|ZFIN ID: ZDB-PUB-180418-56|
A hyperactivating proinflammatory RIPK2 allele associated with early-onset osteoarthritis
Jurynec, M.J., Sawitzke, A.D., Beals, T.C., Redd, M.J., Stevens, J., Otterud, B., Leppert, M.H., Grunwald, D.J.
|Source:||Human molecular genetics 27(13): 2383-2391 (Journal)|
|Registered Authors:||Grunwald, David, Jurynec, Michael, Redd, Michael|
|PubMed:||29659823 Full text @ Hum. Mol. Genet.|
Jurynec, M.J., Sawitzke, A.D., Beals, T.C., Redd, M.J., Stevens, J., Otterud, B., Leppert, M.H., Grunwald, D.J. (2018) A hyperactivating proinflammatory RIPK2 allele associated with early-onset osteoarthritis. Human molecular genetics. 27(13):2383-2391.
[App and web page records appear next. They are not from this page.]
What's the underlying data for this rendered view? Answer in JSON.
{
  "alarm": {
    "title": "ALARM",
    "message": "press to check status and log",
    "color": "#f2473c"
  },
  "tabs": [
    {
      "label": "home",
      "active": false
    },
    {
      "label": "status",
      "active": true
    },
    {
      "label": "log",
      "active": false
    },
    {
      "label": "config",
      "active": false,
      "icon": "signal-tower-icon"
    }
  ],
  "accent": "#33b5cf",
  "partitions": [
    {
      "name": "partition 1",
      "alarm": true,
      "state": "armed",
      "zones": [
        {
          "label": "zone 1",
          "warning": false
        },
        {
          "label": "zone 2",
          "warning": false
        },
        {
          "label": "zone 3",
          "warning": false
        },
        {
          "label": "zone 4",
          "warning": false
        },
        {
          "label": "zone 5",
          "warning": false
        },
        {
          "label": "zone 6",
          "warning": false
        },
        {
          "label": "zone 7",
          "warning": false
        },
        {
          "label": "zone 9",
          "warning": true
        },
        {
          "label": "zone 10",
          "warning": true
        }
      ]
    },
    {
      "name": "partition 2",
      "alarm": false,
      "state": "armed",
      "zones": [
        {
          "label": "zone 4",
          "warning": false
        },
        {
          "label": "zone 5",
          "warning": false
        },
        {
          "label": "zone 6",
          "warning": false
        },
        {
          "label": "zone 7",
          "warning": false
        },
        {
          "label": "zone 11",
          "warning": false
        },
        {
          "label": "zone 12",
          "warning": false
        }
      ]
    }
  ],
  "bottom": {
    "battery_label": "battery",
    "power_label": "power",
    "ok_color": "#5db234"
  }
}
ABSTRACTOsteoarthritis (OA) is a common debilitating disease characterized by abnormal remodeling of the cartilage and bone of the articular joint. Ameliorating therapeutics are lacking due to limited understanding of the molecular pathways affecting disease initiation and progression. Notably, although a link between inflammation and overt OA is well established, the role of inflammation as a driver of disease occurrence is highly disputed. We analyzed a family with dominant inheritance of early-onset OA and found that affected individuals harbored a rare variant allele encoding a significant amino acid change (p.Asn104Asp) in the kinase domain of Receptor Interacting Protein Kinase 2 (RIPK2), which transduces signals from activated bacterial peptidoglycan sensors through the NF-κB pathway to generate a proinflammatory immune response. Functional analyses of RIPK2 activity in zebrafish embryos indicated the variant RIPK2104Asp protein is hyperactive in its signaling capacity, with augmented ability to activate the innate immune response and the NF-κB pathway and to promote upregulation of OA-associated genes. Further we show a second allele of RIPK2 linked to an inflammatory disease associated with arthritis also has enhanced activity stimulating the NF-κB pathway. Our studies reveal for the first time the inflammatory response can function as a gatekeeper risk factor for OA.